Since I am a task-oriented individual, I have a tendency to neglect the emotional and relational needs of others in the workplace. Other instructional designers with similar tendencies should be reminded not to forget important human relation skills such as making small-talk and showing appreciation.
Hersey and Blanchard describe controlling as the monitoring of a project to compare actual outcomes with expected ones, and then making necessary adjustments to achieve the desired goal.
As discussed earlier, I engaged in overall control of this project by using the PERT and Gantt charts. Since most tasks in the instructional design process tended to take longer than planned, it sometimes become necessary to collapse or delete less important tasks. I consulted Ms. Winters for advice on which activities this could be done. Using her advice and my own intuition, I was able complete the project within the allotted time period.
Managing Task-Oriented Meetings
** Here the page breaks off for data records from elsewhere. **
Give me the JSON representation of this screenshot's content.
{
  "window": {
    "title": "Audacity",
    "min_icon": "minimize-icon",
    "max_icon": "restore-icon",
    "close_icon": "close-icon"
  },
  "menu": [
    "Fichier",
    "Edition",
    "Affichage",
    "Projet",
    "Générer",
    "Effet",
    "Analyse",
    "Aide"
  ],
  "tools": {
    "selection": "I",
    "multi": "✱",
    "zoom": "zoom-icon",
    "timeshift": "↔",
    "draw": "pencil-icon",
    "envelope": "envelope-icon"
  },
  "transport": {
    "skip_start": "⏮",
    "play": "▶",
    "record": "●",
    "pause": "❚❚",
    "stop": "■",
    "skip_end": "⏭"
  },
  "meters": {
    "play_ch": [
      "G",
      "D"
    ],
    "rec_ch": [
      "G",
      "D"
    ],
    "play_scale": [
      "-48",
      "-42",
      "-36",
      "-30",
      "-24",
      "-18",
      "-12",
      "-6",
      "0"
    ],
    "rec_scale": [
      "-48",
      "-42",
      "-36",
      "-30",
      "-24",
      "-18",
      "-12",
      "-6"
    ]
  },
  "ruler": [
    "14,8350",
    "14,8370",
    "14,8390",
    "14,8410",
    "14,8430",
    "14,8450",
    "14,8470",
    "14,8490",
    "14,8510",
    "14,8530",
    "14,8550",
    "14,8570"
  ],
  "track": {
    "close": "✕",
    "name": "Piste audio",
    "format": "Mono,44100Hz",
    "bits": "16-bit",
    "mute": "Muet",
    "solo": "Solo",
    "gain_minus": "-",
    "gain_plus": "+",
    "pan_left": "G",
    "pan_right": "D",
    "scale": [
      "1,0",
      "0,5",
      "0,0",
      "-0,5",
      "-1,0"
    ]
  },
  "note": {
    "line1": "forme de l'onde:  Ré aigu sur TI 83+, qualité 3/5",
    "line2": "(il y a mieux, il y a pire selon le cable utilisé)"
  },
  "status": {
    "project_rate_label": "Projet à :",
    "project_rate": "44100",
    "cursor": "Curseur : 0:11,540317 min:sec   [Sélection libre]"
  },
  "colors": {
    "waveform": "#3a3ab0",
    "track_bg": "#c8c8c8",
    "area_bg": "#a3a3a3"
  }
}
Another vital managerial activity not addressed by Hersey and Blanchard is leading meetings. According to Hon (1980), task-oriented meetings (TOMs) are designed to use a group process to solve problems in a minimum amount of time. During this internship, I engaged in a number of task-oriented meetings--usually with a one person at a time. Most of the meetings were with peers. Hon's general guidelines for peer TOMs include a perceived mandate from superiors, the right people at the meeting, a working agenda, and time allotments. I had a perceived mandate from the executive director of Parents Anonymous, which translated into enthusiastic cooperation from important subject-matter experts. When scheduling a meeting with an individual, I stated the primary purpose of the meeting. Often, questionnaires, reports or draft materials were distributed to the individual in advance of the meeting so that they could be reviewed. I approached each meeting with an unwritten agenda, which I usually shared with the other person at the start of the meeting. A time allotment was made for each meeting, but not generally for each item on the agenda.
Hon also recommends six activities through which all task-oriented meetings should proceed: goal setting, information gathering, problem solving, decision making, action pathing, and coordinating. How these steps are conducted depends on the meeting leader's relationship to the meeting participants (superordinate, peer, or subordinate). As stated above, I came to each meeting with a specific goal in mind. I shared information with the other individual and solicited information from them. When a problem presented itself, potential solutions were discussed and a decision made regarding the best solution. A verbal plan was developed for implementing the solution. After the meeting I ensured that the actions steps were completed.
I should point out that I was not consciously following Hon's principles when conducting these meetings. However, the basic concepts seem to have become part of my operating style.
A problem that arose from task-oriented meetings was difficulty in clearly communicating pre-meeting instructions and decisions made during meetings. There were several occasions when I thought Ms. Kennedy and I left a meeting with a mutual understanding of what I needed from her--only later to discover that she had a completely different understanding of the conversation. I attempted to solve this problem by using more written communication. However, this did not seem to alleviate the miscommunication. In the future, perhaps I should engage in more paraphrasing and feedback with meeting participants in order to verify understanding.
Harrison (1986). Project management principles.
Hersey, P., and Blanchard, K.H. (1988). Management of organizational behavior. Englewood Cliffs, NJ: Prentice Hall.
Hon, D. (1980). Meetings that matter. John Wiley & Sons.